"I've been training all year as a junior, so going back to my junior program was pretty easy," she explained. "Just like last year at junior nationals, the win was unexpected, but it was a pleasant, unexpected surprise. I really enjoyed it."

Reigning world junior champion Caroline Zhang performed an excellent, elegant program. Zhang's skate, set to Spanish gypsy music, scored 62.60 points, good for second.

"I think it was a pretty good performance," Zhang said. "I had a shaky warm-up and before my program I was like, 'Oh, my God.'"

Zhang's shaky warm-up was actually a continuation of a week's worth of struggles. Her luggage, including her skates, was lost en route to Bulgaria, arriving a day after the diminutive Californian. With no available skates, the 14-year-old lost a day in training but was able to regroup and skate solidly.

Zhang included a very good combination of a triple flip and triple toeloop, a good triple loop and superb spins. Her acrobatic layback spin even scored a +3 from eight of the 12 judges. None of her jumps were deducted, but she had a bit less speed than Nagasu.

She was pleased with her performance but noted the room for improvement: "I think it was a pretty good effort but for my flying sit, because I worked on it just after Nationals. It could have been a lot better."

Rachael Flatt heads to the free skate in third place with 60.15 points. Flatt, who also danced to a Gershwin piece, showed an almost faultless short program, including a combination triple lutz and triple toeloop.

"I am very pleased with how I skated today," said the 15-year-old Californian. "I had a couple of bobbles going into my spiral and into my footwork, which is almost embarrassing, but I still had a lot of fun."

Japanese skater Yuki Nishino sits in fourth after receiving a short program score of 54.15 points. Nishino's performance included a combination of a triple lutz and double toeloop, which was a bit shaky.

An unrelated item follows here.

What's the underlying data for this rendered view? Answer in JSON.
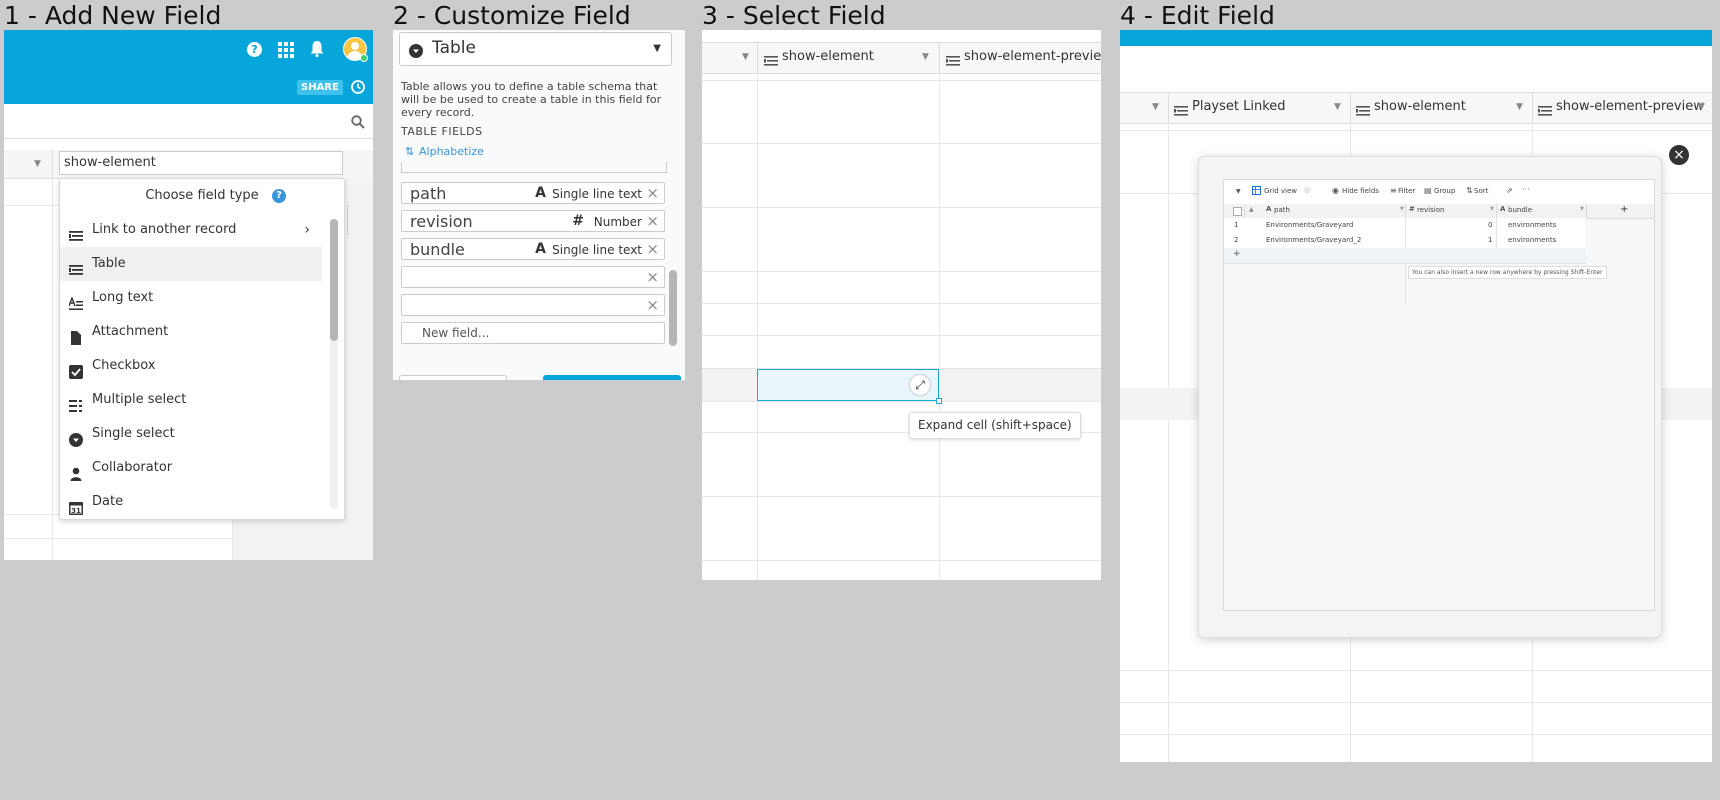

Estonian Elena Glebova placed fifth with a good combination of two triple toeloops.